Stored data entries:
######

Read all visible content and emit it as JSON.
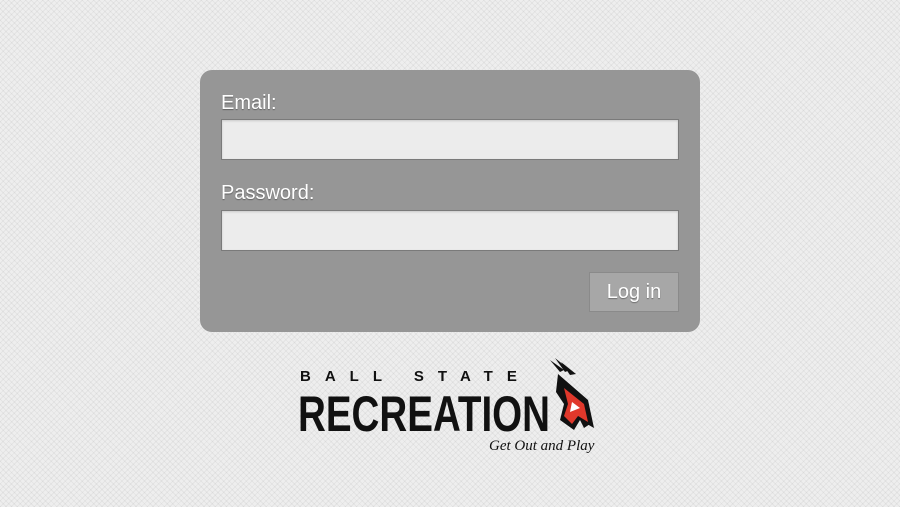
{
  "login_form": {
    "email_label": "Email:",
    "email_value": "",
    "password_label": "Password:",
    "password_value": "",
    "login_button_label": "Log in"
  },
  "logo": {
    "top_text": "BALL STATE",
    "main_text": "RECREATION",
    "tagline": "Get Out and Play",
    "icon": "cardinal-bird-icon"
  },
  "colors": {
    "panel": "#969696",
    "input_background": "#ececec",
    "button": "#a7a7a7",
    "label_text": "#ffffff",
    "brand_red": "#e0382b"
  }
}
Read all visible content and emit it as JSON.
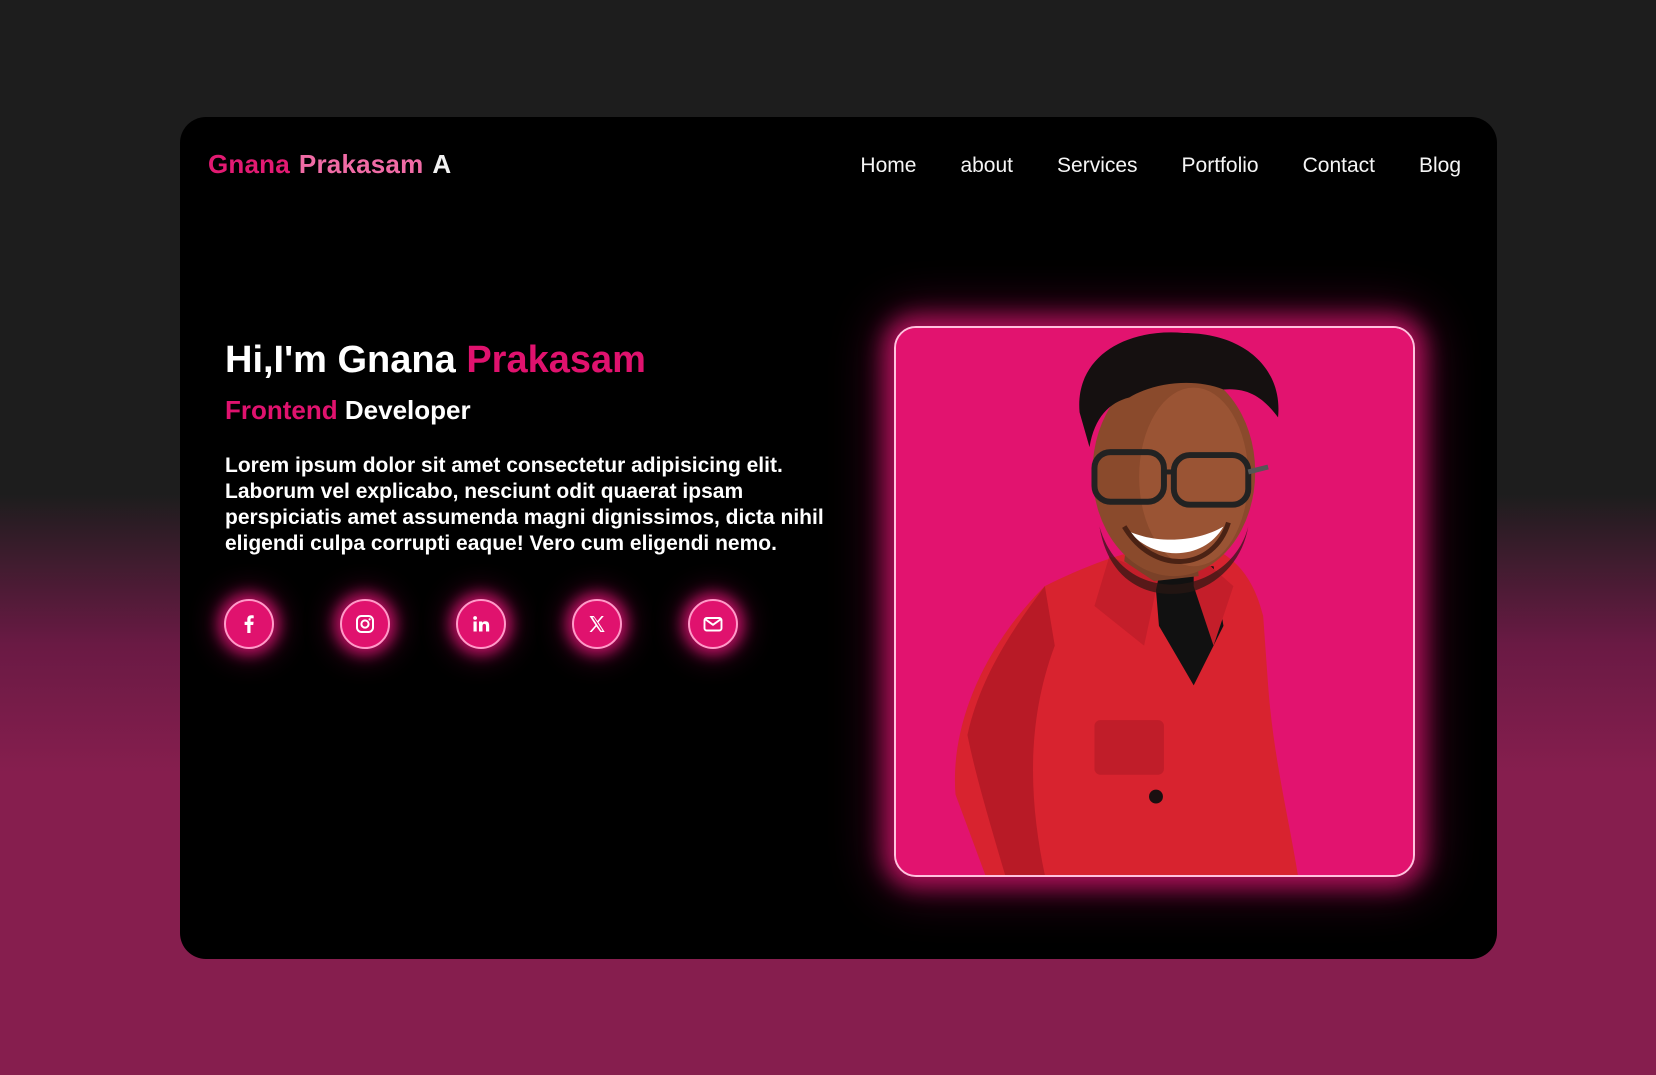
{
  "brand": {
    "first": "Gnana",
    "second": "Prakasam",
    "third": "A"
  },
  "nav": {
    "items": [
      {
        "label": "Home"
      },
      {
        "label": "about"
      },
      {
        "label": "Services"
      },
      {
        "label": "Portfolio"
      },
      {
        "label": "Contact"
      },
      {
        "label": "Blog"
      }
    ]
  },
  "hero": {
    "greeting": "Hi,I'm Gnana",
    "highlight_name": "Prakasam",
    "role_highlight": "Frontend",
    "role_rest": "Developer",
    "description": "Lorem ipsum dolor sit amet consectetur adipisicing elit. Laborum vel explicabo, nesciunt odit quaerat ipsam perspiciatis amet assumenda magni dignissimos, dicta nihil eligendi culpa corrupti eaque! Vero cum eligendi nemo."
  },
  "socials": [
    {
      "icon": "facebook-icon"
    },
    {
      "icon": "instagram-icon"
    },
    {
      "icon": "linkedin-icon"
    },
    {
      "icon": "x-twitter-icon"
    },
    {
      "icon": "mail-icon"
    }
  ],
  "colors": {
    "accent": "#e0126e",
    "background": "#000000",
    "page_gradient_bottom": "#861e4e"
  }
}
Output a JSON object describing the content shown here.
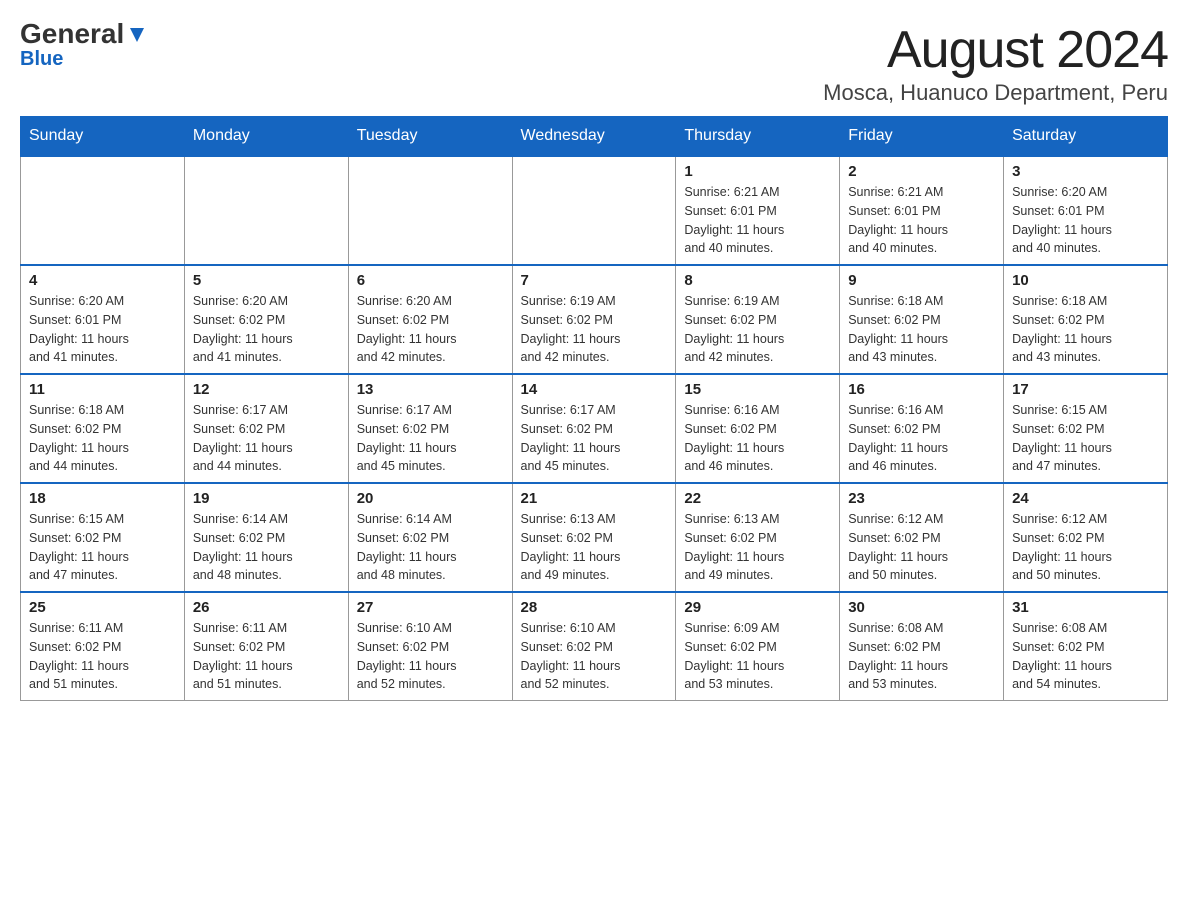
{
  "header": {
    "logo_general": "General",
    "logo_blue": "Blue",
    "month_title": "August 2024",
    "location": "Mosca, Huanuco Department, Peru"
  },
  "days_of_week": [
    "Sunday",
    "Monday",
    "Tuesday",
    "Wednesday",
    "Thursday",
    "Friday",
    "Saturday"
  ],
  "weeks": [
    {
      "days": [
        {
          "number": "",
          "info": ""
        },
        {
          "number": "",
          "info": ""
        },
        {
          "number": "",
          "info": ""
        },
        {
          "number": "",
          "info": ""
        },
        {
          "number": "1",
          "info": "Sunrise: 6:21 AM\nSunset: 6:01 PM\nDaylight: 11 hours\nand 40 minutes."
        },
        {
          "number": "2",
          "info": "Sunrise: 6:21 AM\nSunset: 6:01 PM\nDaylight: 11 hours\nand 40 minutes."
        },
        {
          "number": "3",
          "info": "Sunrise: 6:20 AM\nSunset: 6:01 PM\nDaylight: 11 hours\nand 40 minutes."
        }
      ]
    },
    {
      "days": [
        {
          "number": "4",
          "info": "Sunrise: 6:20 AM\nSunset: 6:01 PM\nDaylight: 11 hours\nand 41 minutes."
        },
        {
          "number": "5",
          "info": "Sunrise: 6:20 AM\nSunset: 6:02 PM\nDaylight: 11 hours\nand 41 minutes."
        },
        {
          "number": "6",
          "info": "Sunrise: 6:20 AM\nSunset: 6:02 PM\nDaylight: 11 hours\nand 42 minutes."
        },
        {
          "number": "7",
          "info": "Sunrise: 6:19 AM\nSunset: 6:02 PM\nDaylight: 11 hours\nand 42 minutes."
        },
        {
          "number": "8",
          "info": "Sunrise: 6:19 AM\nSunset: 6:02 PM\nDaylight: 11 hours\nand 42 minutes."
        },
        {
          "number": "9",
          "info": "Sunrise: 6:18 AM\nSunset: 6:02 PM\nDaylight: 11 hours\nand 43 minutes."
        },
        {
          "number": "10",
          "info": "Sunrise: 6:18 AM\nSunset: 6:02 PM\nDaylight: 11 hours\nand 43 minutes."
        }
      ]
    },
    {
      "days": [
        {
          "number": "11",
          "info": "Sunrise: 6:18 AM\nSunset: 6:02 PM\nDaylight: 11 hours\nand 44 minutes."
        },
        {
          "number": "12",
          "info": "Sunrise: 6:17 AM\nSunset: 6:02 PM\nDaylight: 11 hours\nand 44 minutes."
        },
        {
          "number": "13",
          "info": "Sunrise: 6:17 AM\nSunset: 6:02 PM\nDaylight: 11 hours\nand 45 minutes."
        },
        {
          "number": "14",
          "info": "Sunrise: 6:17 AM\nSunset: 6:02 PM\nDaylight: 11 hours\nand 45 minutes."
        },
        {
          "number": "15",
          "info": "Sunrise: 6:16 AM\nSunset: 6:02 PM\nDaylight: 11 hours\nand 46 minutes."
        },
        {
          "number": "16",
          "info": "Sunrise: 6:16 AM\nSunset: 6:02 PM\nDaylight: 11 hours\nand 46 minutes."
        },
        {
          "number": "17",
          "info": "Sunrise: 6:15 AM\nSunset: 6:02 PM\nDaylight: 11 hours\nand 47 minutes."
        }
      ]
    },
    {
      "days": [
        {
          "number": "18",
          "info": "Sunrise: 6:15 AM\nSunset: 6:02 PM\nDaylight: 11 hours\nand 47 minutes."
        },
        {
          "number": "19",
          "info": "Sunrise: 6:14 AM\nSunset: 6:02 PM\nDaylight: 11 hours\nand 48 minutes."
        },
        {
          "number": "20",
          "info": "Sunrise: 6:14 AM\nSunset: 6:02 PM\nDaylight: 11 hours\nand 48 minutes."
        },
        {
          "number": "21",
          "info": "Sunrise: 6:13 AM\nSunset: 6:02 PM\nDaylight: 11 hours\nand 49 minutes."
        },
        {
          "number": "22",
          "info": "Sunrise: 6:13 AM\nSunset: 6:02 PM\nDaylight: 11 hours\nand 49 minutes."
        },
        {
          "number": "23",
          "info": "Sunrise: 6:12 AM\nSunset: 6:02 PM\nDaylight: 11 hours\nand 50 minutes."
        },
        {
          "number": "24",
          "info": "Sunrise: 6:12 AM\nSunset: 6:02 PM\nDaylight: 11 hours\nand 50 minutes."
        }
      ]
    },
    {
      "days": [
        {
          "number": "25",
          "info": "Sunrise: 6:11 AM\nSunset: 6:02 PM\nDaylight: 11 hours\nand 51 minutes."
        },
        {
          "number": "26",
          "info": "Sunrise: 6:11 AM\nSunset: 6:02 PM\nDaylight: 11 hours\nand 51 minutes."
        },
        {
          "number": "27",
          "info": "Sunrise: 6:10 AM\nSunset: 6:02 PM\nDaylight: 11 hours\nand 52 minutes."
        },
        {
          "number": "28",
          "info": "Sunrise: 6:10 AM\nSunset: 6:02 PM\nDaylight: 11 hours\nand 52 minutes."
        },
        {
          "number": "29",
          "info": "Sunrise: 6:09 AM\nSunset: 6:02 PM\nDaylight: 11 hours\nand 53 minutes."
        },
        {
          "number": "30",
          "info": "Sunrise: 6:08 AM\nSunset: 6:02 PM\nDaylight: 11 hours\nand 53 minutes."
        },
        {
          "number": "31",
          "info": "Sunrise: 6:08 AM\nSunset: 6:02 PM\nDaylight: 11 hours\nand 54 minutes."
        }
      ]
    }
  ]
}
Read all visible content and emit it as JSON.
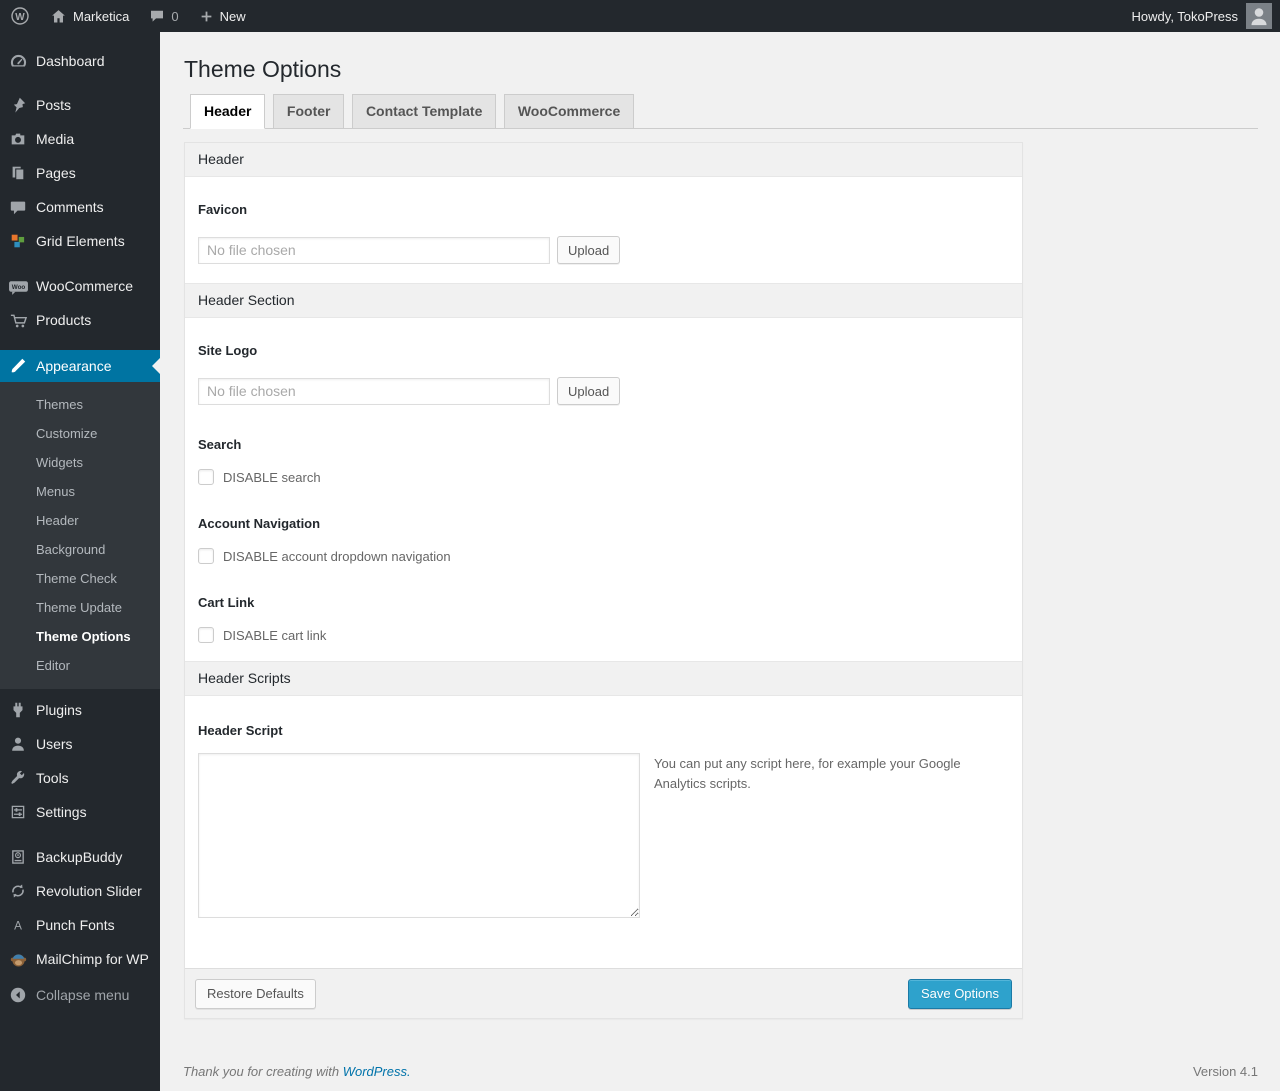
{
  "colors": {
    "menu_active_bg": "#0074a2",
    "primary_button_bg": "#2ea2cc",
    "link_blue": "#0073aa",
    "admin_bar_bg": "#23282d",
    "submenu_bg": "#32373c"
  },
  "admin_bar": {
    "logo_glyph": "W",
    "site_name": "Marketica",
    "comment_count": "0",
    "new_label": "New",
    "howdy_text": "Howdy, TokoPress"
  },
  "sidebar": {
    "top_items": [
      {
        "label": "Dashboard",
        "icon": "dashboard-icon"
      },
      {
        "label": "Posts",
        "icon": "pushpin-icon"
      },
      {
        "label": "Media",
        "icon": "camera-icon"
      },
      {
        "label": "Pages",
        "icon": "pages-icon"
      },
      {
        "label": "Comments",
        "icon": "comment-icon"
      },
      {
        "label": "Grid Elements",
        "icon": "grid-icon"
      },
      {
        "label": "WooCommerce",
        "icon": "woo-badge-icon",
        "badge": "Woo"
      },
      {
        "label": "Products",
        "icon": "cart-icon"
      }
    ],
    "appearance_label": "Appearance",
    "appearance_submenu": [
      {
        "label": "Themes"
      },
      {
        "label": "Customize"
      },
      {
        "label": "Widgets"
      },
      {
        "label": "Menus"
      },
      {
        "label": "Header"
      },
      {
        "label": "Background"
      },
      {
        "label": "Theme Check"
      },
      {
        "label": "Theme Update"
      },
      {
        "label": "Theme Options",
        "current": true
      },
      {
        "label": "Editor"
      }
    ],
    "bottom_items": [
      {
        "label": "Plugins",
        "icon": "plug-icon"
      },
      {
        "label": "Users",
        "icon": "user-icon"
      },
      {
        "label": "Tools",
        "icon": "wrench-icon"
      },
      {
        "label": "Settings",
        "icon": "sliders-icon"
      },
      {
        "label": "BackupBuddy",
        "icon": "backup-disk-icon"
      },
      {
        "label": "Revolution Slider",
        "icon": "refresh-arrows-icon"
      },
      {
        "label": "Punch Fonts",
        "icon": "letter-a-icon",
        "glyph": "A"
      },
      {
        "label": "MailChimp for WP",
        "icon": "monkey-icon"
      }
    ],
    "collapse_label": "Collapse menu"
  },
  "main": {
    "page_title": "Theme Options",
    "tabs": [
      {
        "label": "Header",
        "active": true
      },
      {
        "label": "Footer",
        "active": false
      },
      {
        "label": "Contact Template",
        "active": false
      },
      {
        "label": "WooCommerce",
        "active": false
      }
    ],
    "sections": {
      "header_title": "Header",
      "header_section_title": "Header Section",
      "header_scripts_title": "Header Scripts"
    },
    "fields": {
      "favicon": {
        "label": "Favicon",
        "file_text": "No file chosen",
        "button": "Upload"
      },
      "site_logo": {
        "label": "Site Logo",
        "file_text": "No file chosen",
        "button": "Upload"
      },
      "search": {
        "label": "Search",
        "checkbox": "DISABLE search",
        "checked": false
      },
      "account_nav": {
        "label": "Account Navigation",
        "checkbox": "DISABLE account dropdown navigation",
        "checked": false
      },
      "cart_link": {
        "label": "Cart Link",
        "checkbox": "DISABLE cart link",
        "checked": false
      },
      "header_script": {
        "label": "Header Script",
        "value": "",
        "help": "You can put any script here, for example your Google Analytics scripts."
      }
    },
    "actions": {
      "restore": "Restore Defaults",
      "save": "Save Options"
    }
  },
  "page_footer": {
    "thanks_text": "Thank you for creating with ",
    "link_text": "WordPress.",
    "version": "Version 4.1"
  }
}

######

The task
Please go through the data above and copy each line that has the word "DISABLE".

Answer space
        "checkbox": "DISABLE search",
        "checkbox": "DISABLE account dropdown navigation",
        "checkbox": "DISABLE cart link",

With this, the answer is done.